As usual, the best connections are always those done to servers located nearby.
A Linode created in New Jersey has good connectivity to almost all the US states.
Despite not the best, connection to Asia and Europe are also great.
Read also: Free Linode $100 coupon code.
Linode is not a small summer host company. In fact, the company is the pioneer of cloud hosting industries available nowadays.
They have solid hardware and team ready to help users experience the best cloud infrastructure on the planet.
We like Linode for its easy-to-use management panel along with responsive cloud instances: good hardware, great connectivity, a lot of options, and additional twists.
The free DDoS protection granted for free does not add additional latencies to the server. The connectivity is prem!
- Superior network connection.
- High-speed disk I/O performance.
- Superfast cloud deployment time.
- Complete but easy-to-use cloud management panel.
- DDOS protection for free.
- Native IPv6 support (free IPv6).
- Custom ISO supported.
- Free Load Balancer.
- Easy to resize.
- Easy to rebuild.
- Complete documentation.
- Backed with an active community.
- 11 datacenter locations to choose for.
- The initial registration process takes time (need account verification).
- Rare promo coupons.
- Does not natively support PayPal as payment options.
- Linux only (no Windows support).
What’s your opinion about Linode?
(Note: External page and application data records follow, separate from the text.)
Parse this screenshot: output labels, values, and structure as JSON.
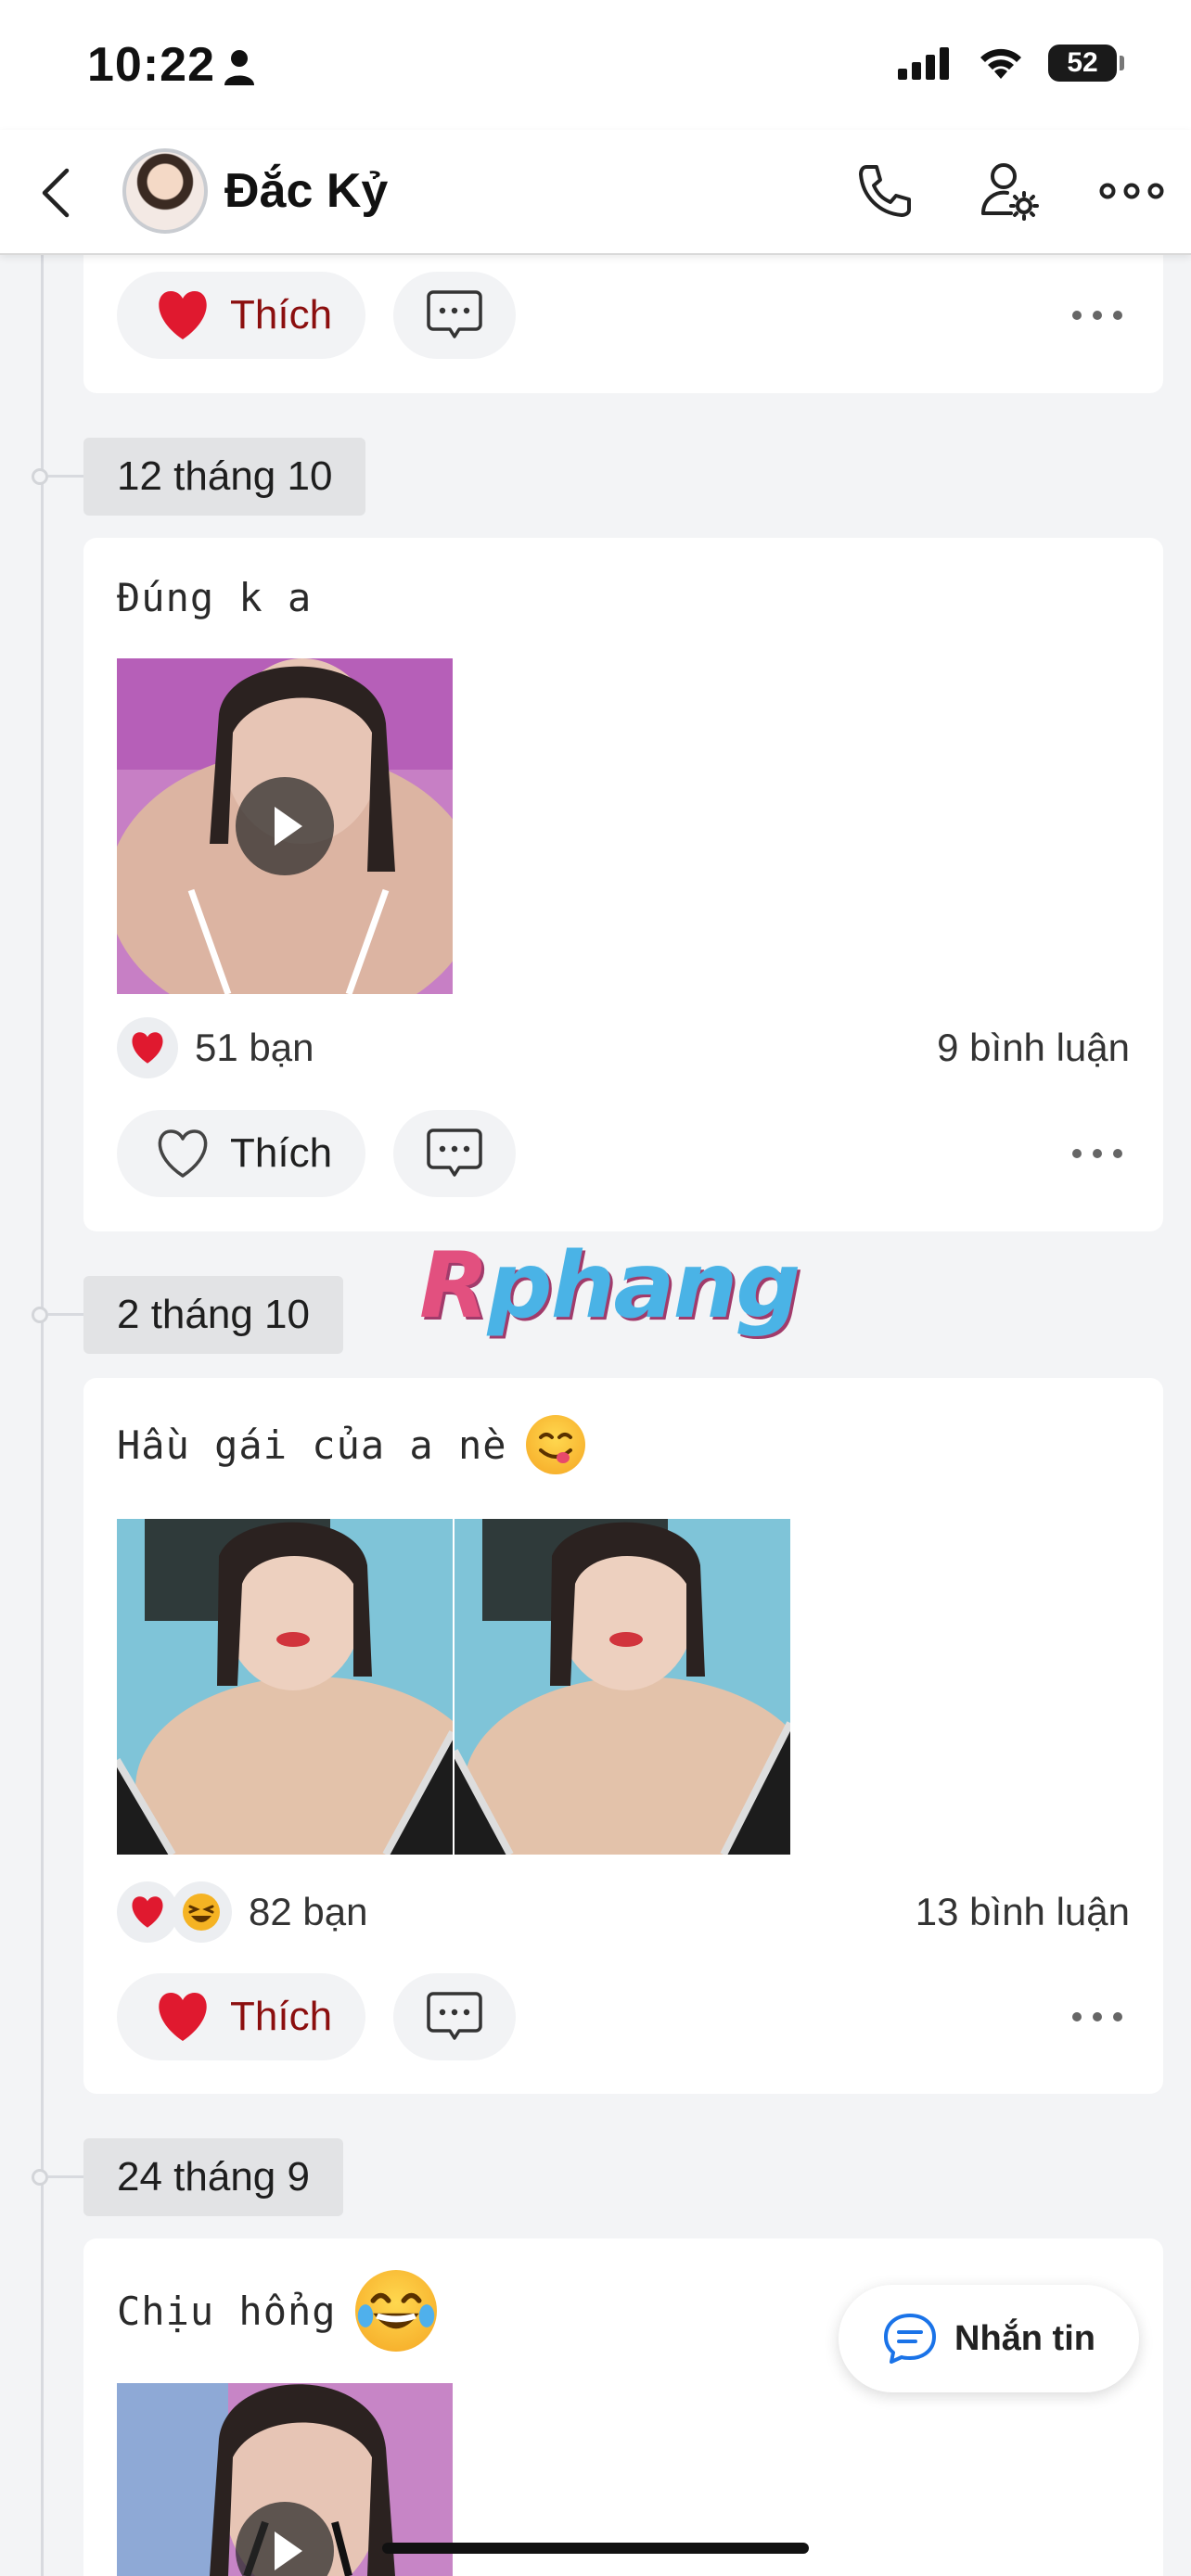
{
  "status_bar": {
    "time": "10:22",
    "battery": "52"
  },
  "header": {
    "name": "Đắc Kỷ"
  },
  "posts": [
    {
      "like_label": "Thích"
    },
    {
      "date": "12 tháng 10",
      "text": "Đúng k a",
      "reactions": "51 bạn",
      "comments": "9 bình luận",
      "like_label": "Thích"
    },
    {
      "date": "2 tháng 10",
      "text": "Hầu gái của a nè",
      "reactions": "82 bạn",
      "comments": "13 bình luận",
      "like_label": "Thích"
    },
    {
      "date": "24 tháng 9",
      "text": "Chịu hổng"
    }
  ],
  "watermark": {
    "r": "R",
    "rest": "phang"
  },
  "message_button": {
    "label": "Nhắn tin"
  },
  "colors": {
    "liked_heart": "#e0192f",
    "liked_text": "#8b0e0e",
    "accent_blue": "#1a73e8"
  }
}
Found any cons about it? Share them in the comment section.